Highways in Dhofar are also improving, as the government rolls out ambitious land transit upgrades. These include a OR104m ($269.36m) paving of an 87-km stretch of highway between Hasik and Al Shuaimiyah, scheduled for completion by 2014, and a OR15.8m ($40.92m) paving of a 62-km highway between Aidem and Heroib. Upcoming endeavours include constructing a 36-km dual carriageway between Taqah and Mirbat, and a rehabilitation project on 125 km of highway running between Mirbat and Hasik.


The meetings, incentives, conferences and exhibitions (MICE) segment has grown as the sultanate moves to boost revenues from business travel and maintain visitor numbers through the low season, despite relatively limited space. According to the WTTC, spending on business travel accounts for 35.2% of overall tourism revenues, and is expected to have grown by 12.5% in 2013 to OR560.2m ($1.45bn), more than double the rate of return from leisure travel. Business travel spending is projected to rise further at an annual 4.2% until 2023, to a total value of OR843.3m ($2.18bn).

The Oman International Exhibition Centre (OIEC), built in 1985 and the only facility in the sultanate of its kind, is a 15,000-sq-metre centre with 12,000 sq metres of exhibition space. The OIEC has maintained steady growth for the past three decades, hosting 2m visitors and an average of 35 to 40 events annually. “Exhibitions in Oman are increasing, and the new airport will bring in yet more business travellers. We’re getting a handful of new events each year, and we forecast that growth to continue into 2014 and 2015,” Sakhar Al Manthari, OIEC sales and marketing manager, told OBG.

The MICE segment is forecast to see substantial growth as the government moves closer to opening the $1bn Oman Convention and Exhibition Centre (OCEC) in Muscat, a clear push to enhance development in the business travel market. With tiered auditorium seating for 3200 people and more than 22,000 sq metres of exhibition space, the OCEC will include a five-star hotel, two four-star hotels, one three-star hotel and serviced apartments, offering 1000 hotel rooms within the precinct, and a shopping centre. “MICE is not just exhibitions and business meetings. To tackle the business tourism industry, you have to be prepared from the infrastructure point of view,” said Al Zadjali.

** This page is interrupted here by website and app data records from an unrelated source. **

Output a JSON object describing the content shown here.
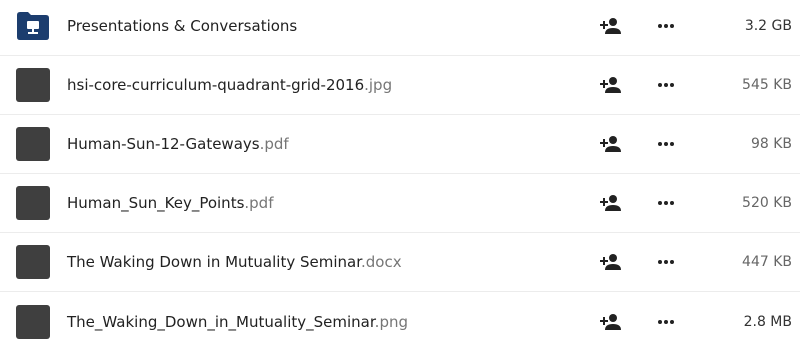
{
  "files": [
    {
      "name": "Presentations & Conversations",
      "ext": "",
      "size": "3.2 GB",
      "type_icon": "network-folder-icon",
      "size_color": "#333333"
    },
    {
      "name": "hsi-core-curriculum-quadrant-grid-2016",
      "ext": ".jpg",
      "size": "545 KB",
      "type_icon": "file-thumbnail",
      "size_color": "#666666"
    },
    {
      "name": "Human-Sun-12-Gateways",
      "ext": ".pdf",
      "size": "98 KB",
      "type_icon": "file-thumbnail",
      "size_color": "#666666"
    },
    {
      "name": "Human_Sun_Key_Points",
      "ext": ".pdf",
      "size": "520 KB",
      "type_icon": "file-thumbnail",
      "size_color": "#666666"
    },
    {
      "name": "The Waking Down in Mutuality Seminar",
      "ext": ".docx",
      "size": "447 KB",
      "type_icon": "file-thumbnail",
      "size_color": "#666666"
    },
    {
      "name": "The_Waking_Down_in_Mutuality_Seminar",
      "ext": ".png",
      "size": "2.8 MB",
      "type_icon": "file-thumbnail",
      "size_color": "#333333"
    }
  ],
  "actions": {
    "share_icon": "share-user-icon",
    "more_icon": "more-actions-icon"
  },
  "colors": {
    "folder": "#1c3d6e",
    "thumbnail": "#3f3f3f",
    "icon": "#222222",
    "divider": "#ececec"
  }
}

The international firm AEG Ogden will manage and promote the new centre, due to open in 2016. In June 2013, Omran announced it had awarded a contract worth OR78m ($202m) to Carillion Alawi for phase two construction of OCEC’s exhibition halls, car park facilities and a district cooling plant. Construction of phase two is expected to wrap up in early 2015.

Unique Offerings

The government and private sector are working hard to draw in tourists looking for a range of experiences, including outdoors enthusiasts, culture seekers, and those working in health and education. “Tourism is based on creating a destination for consumers, Michael F Lenarduzzi, CEO of The Wave, told OBG. “The opportunities lie in providing plenty of options. This will lead to steady and sustainable growth.”

A number of major cultural attractions have helped the sultanate lure more visitors in recent years. Oman is home to a sprawling archipelago of forts and castles, which draw in thousands of tourists with their well-preserved offerings, including the Bahla Fort, a UNESCO World Heritage Site offering visitors traditional souks (open-air markets), old alleys, ancient mosques and a 13-km wall dating back to the pre-Islamic era. The government also has plans to construct an archaeological park and a museum at the recently discovered Friday Mosque in Qalhat, near Sur. The impact of cultural tourism is already being felt: visitors to Oman’s forts and castles increased 5.3% between 2011 and 2012,